-- INPUT DATA follows --
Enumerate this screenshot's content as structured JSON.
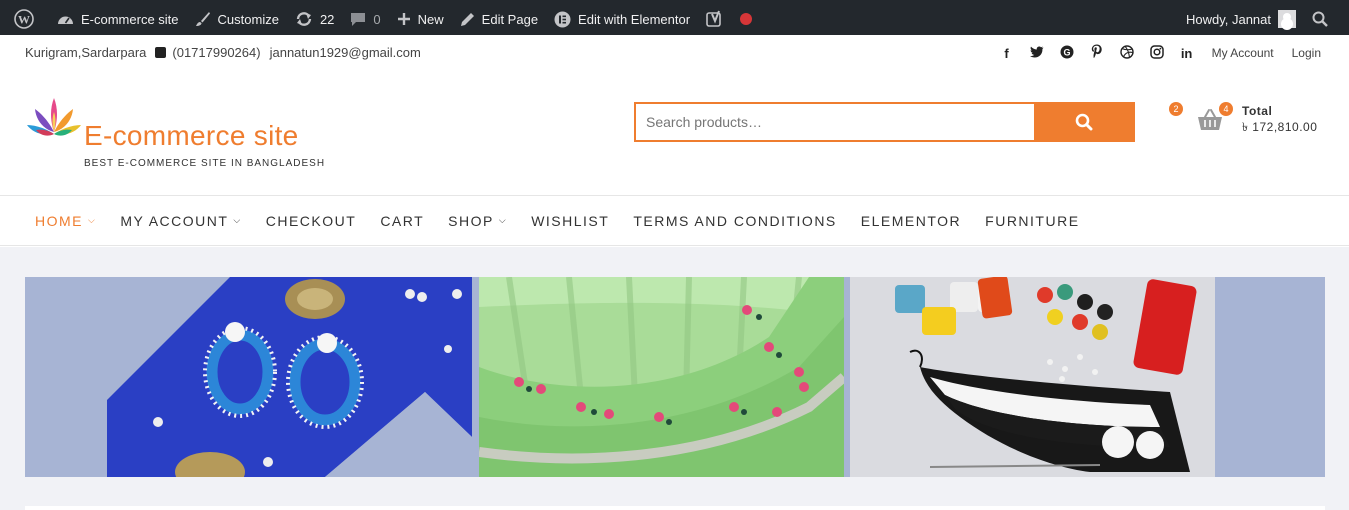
{
  "adminbar": {
    "site_name": "E-commerce site",
    "customize": "Customize",
    "updates_count": "22",
    "comments_count": "0",
    "new_label": "New",
    "edit_page": "Edit Page",
    "edit_elementor": "Edit with Elementor",
    "howdy": "Howdy, Jannat"
  },
  "topbar": {
    "location": "Kurigram,Sardarpara",
    "phone": "(01717990264)",
    "email": "jannatun1929@gmail.com",
    "my_account": "My Account",
    "login": "Login",
    "social_icons": [
      "facebook-icon",
      "twitter-icon",
      "google-plus-icon",
      "pinterest-icon",
      "dribbble-icon",
      "instagram-icon",
      "linkedin-icon"
    ]
  },
  "header": {
    "site_title": "E-commerce site",
    "tagline": "BEST E-COMMERCE SITE IN BANGLADESH",
    "search_placeholder": "Search products…",
    "wishlist_count": "2",
    "cart_count": "4",
    "total_label": "Total",
    "total_value": "৳ 172,810.00"
  },
  "nav": {
    "items": [
      {
        "label": "HOME",
        "dropdown": true
      },
      {
        "label": "MY ACCOUNT",
        "dropdown": true
      },
      {
        "label": "CHECKOUT",
        "dropdown": false
      },
      {
        "label": "CART",
        "dropdown": false
      },
      {
        "label": "SHOP",
        "dropdown": true
      },
      {
        "label": "WISHLIST",
        "dropdown": false
      },
      {
        "label": "TERMS AND CONDITIONS",
        "dropdown": false
      },
      {
        "label": "ELEMENTOR",
        "dropdown": false
      },
      {
        "label": "FURNITURE",
        "dropdown": false
      }
    ],
    "caret": "⌄"
  },
  "colors": {
    "accent": "#ef7d2f",
    "adminbar_bg": "#23282d",
    "content_bg": "#f1f2f6",
    "slider_bg": "#a7b4d4"
  }
}
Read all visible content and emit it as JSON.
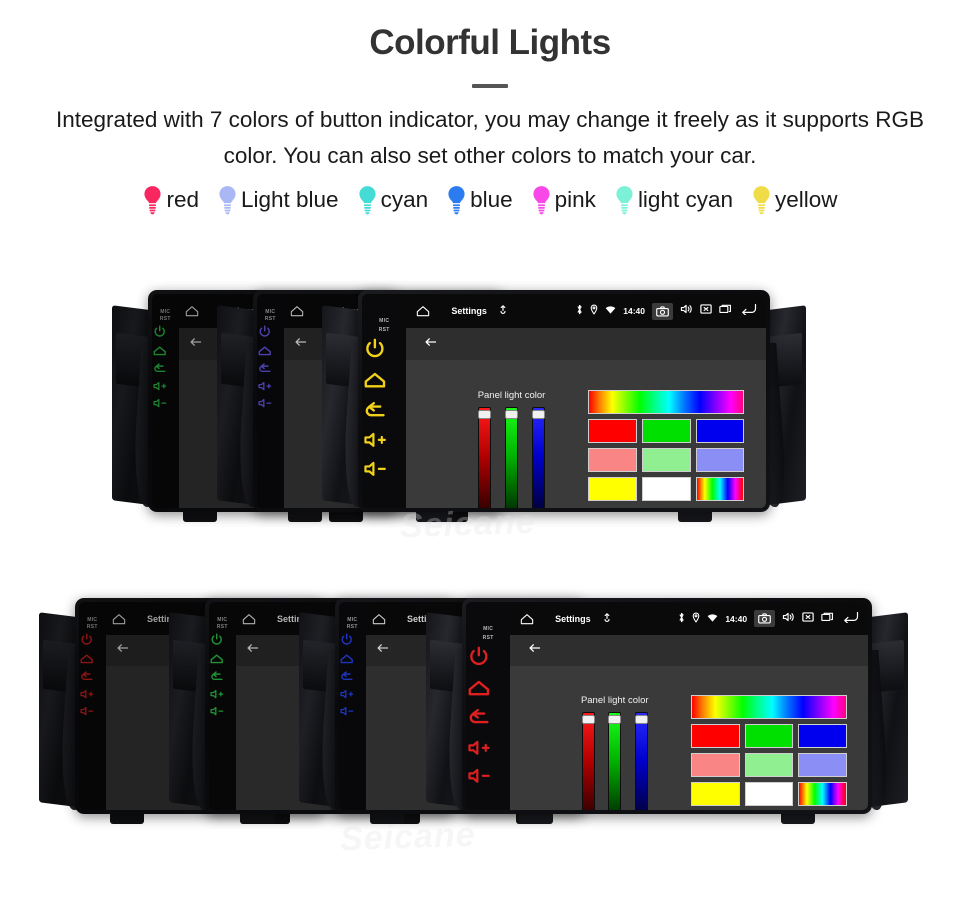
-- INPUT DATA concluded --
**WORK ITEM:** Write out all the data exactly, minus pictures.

**SOLUTION FOR THIS PROBLEM:**
Enumerate this screenshot's content as structured JSON.
{
  "adminbar": {
    "site_name": "E-commerce site",
    "customize": "Customize",
    "updates_count": "22",
    "comments_count": "0",
    "new_label": "New",
    "edit_page": "Edit Page",
    "edit_elementor": "Edit with Elementor",
    "howdy": "Howdy, Jannat"
  },
  "topbar": {
    "location": "Kurigram,Sardarpara",
    "phone": "(01717990264)",
    "email": "jannatun1929@gmail.com",
    "my_account": "My Account",
    "login": "Login",
    "social_icons": [
      "facebook-icon",
      "twitter-icon",
      "google-plus-icon",
      "pinterest-icon",
      "dribbble-icon",
      "instagram-icon",
      "linkedin-icon"
    ]
  },
  "header": {
    "site_title": "E-commerce site",
    "tagline": "BEST E-COMMERCE SITE IN BANGLADESH",
    "search_placeholder": "Search products…",
    "wishlist_count": "2",
    "cart_count": "4",
    "total_label": "Total",
    "total_value": "৳ 172,810.00"
  },
  "nav": {
    "items": [
      {
        "label": "HOME",
        "dropdown": true
      },
      {
        "label": "MY ACCOUNT",
        "dropdown": true
      },
      {
        "label": "CHECKOUT",
        "dropdown": false
      },
      {
        "label": "CART",
        "dropdown": false
      },
      {
        "label": "SHOP",
        "dropdown": true
      },
      {
        "label": "WISHLIST",
        "dropdown": false
      },
      {
        "label": "TERMS AND CONDITIONS",
        "dropdown": false
      },
      {
        "label": "ELEMENTOR",
        "dropdown": false
      },
      {
        "label": "FURNITURE",
        "dropdown": false
      }
    ],
    "caret": "⌄"
  },
  "colors": {
    "accent": "#ef7d2f",
    "adminbar_bg": "#23282d",
    "content_bg": "#f1f2f6",
    "slider_bg": "#a7b4d4"
  }
}
Read all visible content and emit it as JSON.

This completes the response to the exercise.